▸ **Exercise input**
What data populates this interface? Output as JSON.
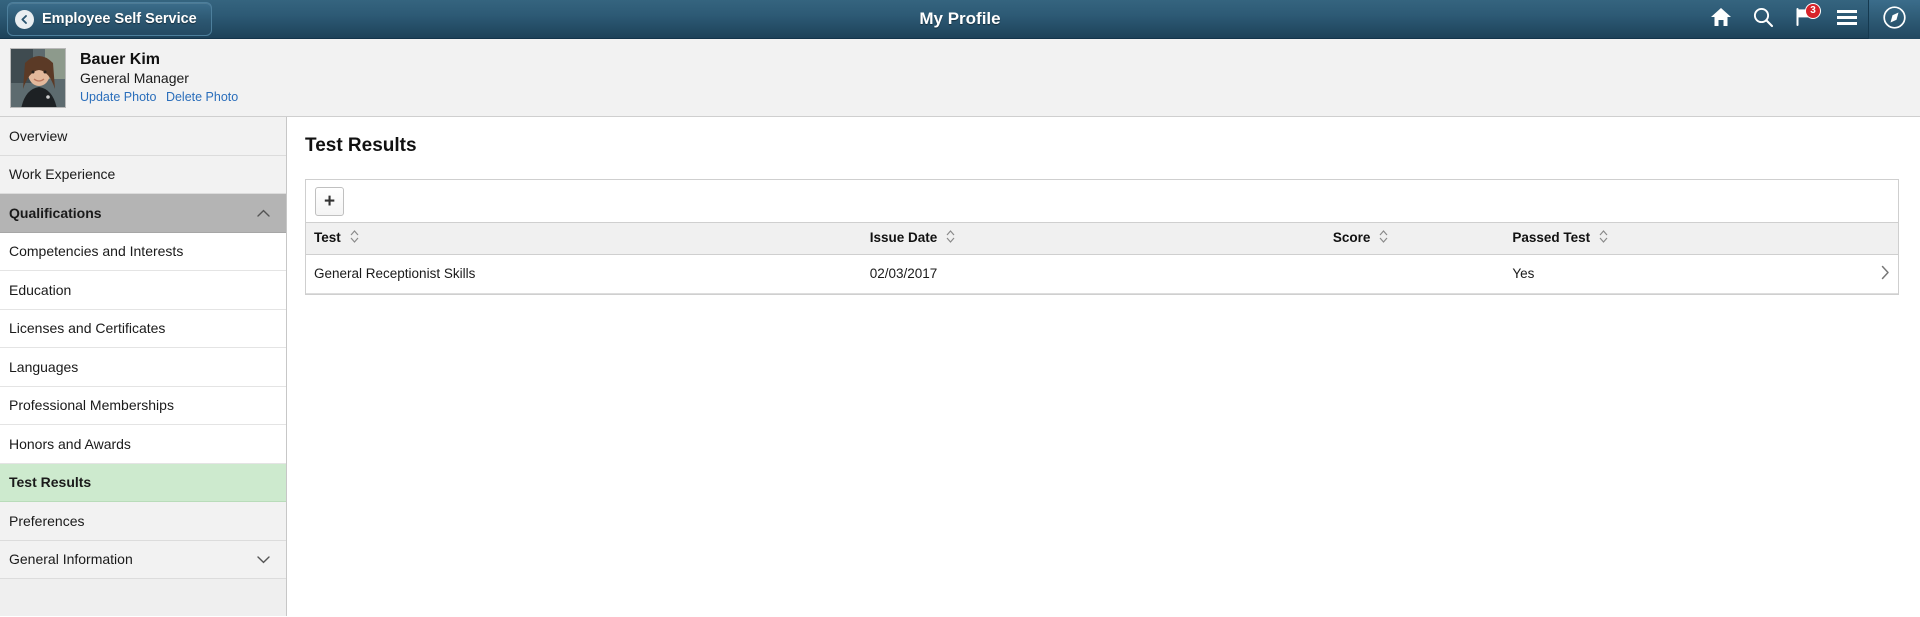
{
  "header": {
    "back_label": "Employee Self Service",
    "back_icon": "chevron-left-icon",
    "title": "My Profile",
    "icons": [
      {
        "name": "home-icon",
        "label": "Home"
      },
      {
        "name": "search-icon",
        "label": "Search"
      },
      {
        "name": "notifications-flag-icon",
        "label": "Notifications",
        "badge": "3"
      },
      {
        "name": "hamburger-menu-icon",
        "label": "Actions Menu"
      },
      {
        "name": "navigator-compass-icon",
        "label": "NavBar"
      }
    ],
    "badge_color": "#d8232a",
    "bar_color_top": "#35647f",
    "bar_color_bottom": "#1d4259"
  },
  "profile": {
    "name": "Bauer Kim",
    "role": "General Manager",
    "update_photo_label": "Update Photo",
    "delete_photo_label": "Delete Photo",
    "link_color": "#2a6ebb"
  },
  "sidebar": {
    "items": [
      {
        "label": "Overview",
        "type": "top",
        "state": "normal",
        "chevron": ""
      },
      {
        "label": "Work Experience",
        "type": "top",
        "state": "normal",
        "chevron": ""
      },
      {
        "label": "Qualifications",
        "type": "group",
        "state": "expanded",
        "chevron": "chevron-up-icon"
      },
      {
        "label": "Competencies and Interests",
        "type": "child",
        "state": "normal",
        "chevron": ""
      },
      {
        "label": "Education",
        "type": "child",
        "state": "normal",
        "chevron": ""
      },
      {
        "label": "Licenses and Certificates",
        "type": "child",
        "state": "normal",
        "chevron": ""
      },
      {
        "label": "Languages",
        "type": "child",
        "state": "normal",
        "chevron": ""
      },
      {
        "label": "Professional Memberships",
        "type": "child",
        "state": "normal",
        "chevron": ""
      },
      {
        "label": "Honors and Awards",
        "type": "child",
        "state": "normal",
        "chevron": ""
      },
      {
        "label": "Test Results",
        "type": "child",
        "state": "selected",
        "chevron": ""
      },
      {
        "label": "Preferences",
        "type": "top",
        "state": "normal",
        "chevron": ""
      },
      {
        "label": "General Information",
        "type": "top",
        "state": "collapsed",
        "chevron": "chevron-down-icon"
      }
    ],
    "selected_bg": "#cdeace",
    "group_bg": "#b4b4b4"
  },
  "main": {
    "page_title": "Test Results",
    "toolbar": {
      "add_label": "+",
      "add_name": "add-test-result-button"
    },
    "table": {
      "columns": [
        {
          "label": "Test",
          "sortable": true
        },
        {
          "label": "Issue Date",
          "sortable": true
        },
        {
          "label": "Score",
          "sortable": true
        },
        {
          "label": "Passed Test",
          "sortable": true
        }
      ],
      "rows": [
        {
          "test": "General Receptionist Skills",
          "issue_date": "02/03/2017",
          "score": "",
          "passed_test": "Yes",
          "chevron": "chevron-right-icon"
        }
      ]
    }
  }
}
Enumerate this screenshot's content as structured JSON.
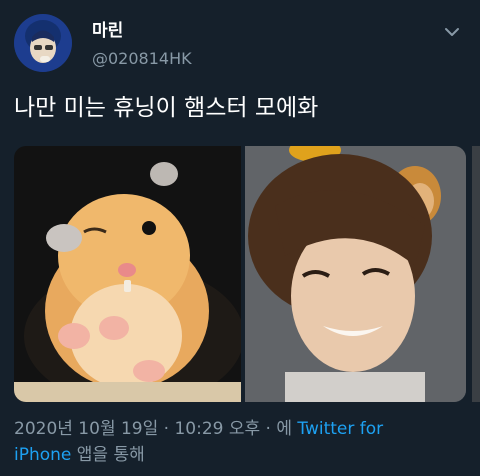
{
  "author": {
    "display_name": "마린",
    "handle": "@020814HK"
  },
  "tweet": {
    "text": "나만 미는 휴닝이 햄스터 모에화"
  },
  "meta": {
    "date": "2020년 10월 19일 · 10:29 오후 · 에",
    "source_line1": "Twitter for",
    "source_line2": "iPhone",
    "suffix": " 앱을 통해"
  },
  "colors": {
    "background": "#15202b",
    "link": "#1da1f2",
    "secondary_text": "#8899a6"
  },
  "icons": {
    "chevron": "chevron-down-icon"
  }
}
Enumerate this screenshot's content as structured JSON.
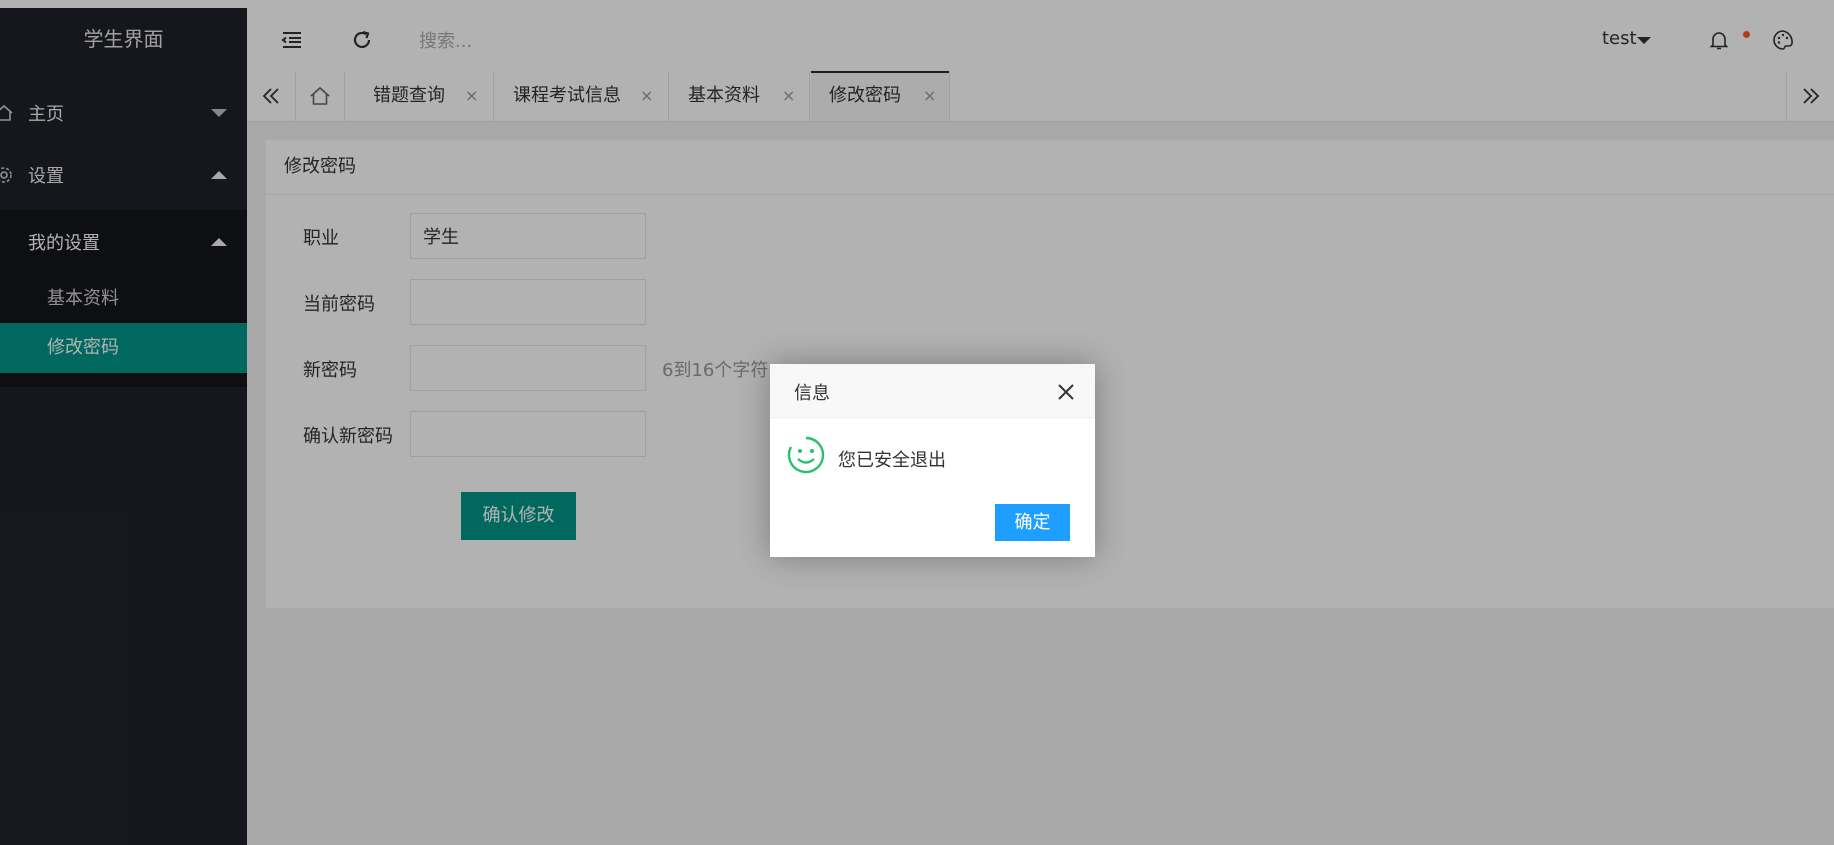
{
  "sidebar": {
    "title": "学生界面",
    "items": [
      {
        "label": "主页"
      },
      {
        "label": "设置"
      }
    ],
    "submenu": {
      "label": "我的设置",
      "items": [
        {
          "label": "基本资料"
        },
        {
          "label": "修改密码",
          "active": true
        }
      ]
    }
  },
  "header": {
    "search_placeholder": "搜索...",
    "user": "test"
  },
  "tabs": [
    {
      "label": "错题查询"
    },
    {
      "label": "课程考试信息"
    },
    {
      "label": "基本资料"
    },
    {
      "label": "修改密码",
      "active": true
    }
  ],
  "tab_close": "×",
  "card": {
    "title": "修改密码",
    "fields": [
      {
        "label": "职业",
        "value": "学生"
      },
      {
        "label": "当前密码",
        "value": ""
      },
      {
        "label": "新密码",
        "value": "",
        "hint": "6到16个字符"
      },
      {
        "label": "确认新密码",
        "value": ""
      }
    ],
    "submit_label": "确认修改"
  },
  "dialog": {
    "title": "信息",
    "message": "您已安全退出",
    "ok_label": "确定"
  },
  "colors": {
    "sidebar_bg": "#20222a",
    "accent": "#009688",
    "dialog_button": "#1e9fff",
    "notification_dot": "#ff5722",
    "smile_icon": "#2bc06f"
  }
}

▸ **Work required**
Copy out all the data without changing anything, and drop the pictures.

▸ **Answer space**
What data populates this interface? Output as JSON.
{
  "header": {
    "back_label": "Employee Self Service",
    "back_icon": "chevron-left-icon",
    "title": "My Profile",
    "icons": [
      {
        "name": "home-icon",
        "label": "Home"
      },
      {
        "name": "search-icon",
        "label": "Search"
      },
      {
        "name": "notifications-flag-icon",
        "label": "Notifications",
        "badge": "3"
      },
      {
        "name": "hamburger-menu-icon",
        "label": "Actions Menu"
      },
      {
        "name": "navigator-compass-icon",
        "label": "NavBar"
      }
    ],
    "badge_color": "#d8232a",
    "bar_color_top": "#35647f",
    "bar_color_bottom": "#1d4259"
  },
  "profile": {
    "name": "Bauer Kim",
    "role": "General Manager",
    "update_photo_label": "Update Photo",
    "delete_photo_label": "Delete Photo",
    "link_color": "#2a6ebb"
  },
  "sidebar": {
    "items": [
      {
        "label": "Overview",
        "type": "top",
        "state": "normal",
        "chevron": ""
      },
      {
        "label": "Work Experience",
        "type": "top",
        "state": "normal",
        "chevron": ""
      },
      {
        "label": "Qualifications",
        "type": "group",
        "state": "expanded",
        "chevron": "chevron-up-icon"
      },
      {
        "label": "Competencies and Interests",
        "type": "child",
        "state": "normal",
        "chevron": ""
      },
      {
        "label": "Education",
        "type": "child",
        "state": "normal",
        "chevron": ""
      },
      {
        "label": "Licenses and Certificates",
        "type": "child",
        "state": "normal",
        "chevron": ""
      },
      {
        "label": "Languages",
        "type": "child",
        "state": "normal",
        "chevron": ""
      },
      {
        "label": "Professional Memberships",
        "type": "child",
        "state": "normal",
        "chevron": ""
      },
      {
        "label": "Honors and Awards",
        "type": "child",
        "state": "normal",
        "chevron": ""
      },
      {
        "label": "Test Results",
        "type": "child",
        "state": "selected",
        "chevron": ""
      },
      {
        "label": "Preferences",
        "type": "top",
        "state": "normal",
        "chevron": ""
      },
      {
        "label": "General Information",
        "type": "top",
        "state": "collapsed",
        "chevron": "chevron-down-icon"
      }
    ],
    "selected_bg": "#cdeace",
    "group_bg": "#b4b4b4"
  },
  "main": {
    "page_title": "Test Results",
    "toolbar": {
      "add_label": "+",
      "add_name": "add-test-result-button"
    },
    "table": {
      "columns": [
        {
          "label": "Test",
          "sortable": true
        },
        {
          "label": "Issue Date",
          "sortable": true
        },
        {
          "label": "Score",
          "sortable": true
        },
        {
          "label": "Passed Test",
          "sortable": true
        }
      ],
      "rows": [
        {
          "test": "General Receptionist Skills",
          "issue_date": "02/03/2017",
          "score": "",
          "passed_test": "Yes",
          "chevron": "chevron-right-icon"
        }
      ]
    }
  }
}
Enumerate this screenshot's content as structured JSON.
{
  "author": {
    "display_name": "마린",
    "handle": "@020814HK"
  },
  "tweet": {
    "text": "나만 미는 휴닝이 햄스터 모에화"
  },
  "meta": {
    "date": "2020년 10월 19일 · 10:29 오후 · 에",
    "source_line1": "Twitter for",
    "source_line2": "iPhone",
    "suffix": " 앱을 통해"
  },
  "colors": {
    "background": "#15202b",
    "link": "#1da1f2",
    "secondary_text": "#8899a6"
  },
  "icons": {
    "chevron": "chevron-down-icon"
  }
}
Enumerate this screenshot's content as structured JSON.
{
  "sidebar": {
    "title": "学生界面",
    "items": [
      {
        "label": "主页"
      },
      {
        "label": "设置"
      }
    ],
    "submenu": {
      "label": "我的设置",
      "items": [
        {
          "label": "基本资料"
        },
        {
          "label": "修改密码",
          "active": true
        }
      ]
    }
  },
  "header": {
    "search_placeholder": "搜索...",
    "user": "test"
  },
  "tabs": [
    {
      "label": "错题查询"
    },
    {
      "label": "课程考试信息"
    },
    {
      "label": "基本资料"
    },
    {
      "label": "修改密码",
      "active": true
    }
  ],
  "tab_close": "×",
  "card": {
    "title": "修改密码",
    "fields": [
      {
        "label": "职业",
        "value": "学生"
      },
      {
        "label": "当前密码",
        "value": ""
      },
      {
        "label": "新密码",
        "value": "",
        "hint": "6到16个字符"
      },
      {
        "label": "确认新密码",
        "value": ""
      }
    ],
    "submit_label": "确认修改"
  },
  "dialog": {
    "title": "信息",
    "message": "您已安全退出",
    "ok_label": "确定"
  },
  "colors": {
    "sidebar_bg": "#20222a",
    "accent": "#009688",
    "dialog_button": "#1e9fff",
    "notification_dot": "#ff5722",
    "smile_icon": "#2bc06f"
  }
}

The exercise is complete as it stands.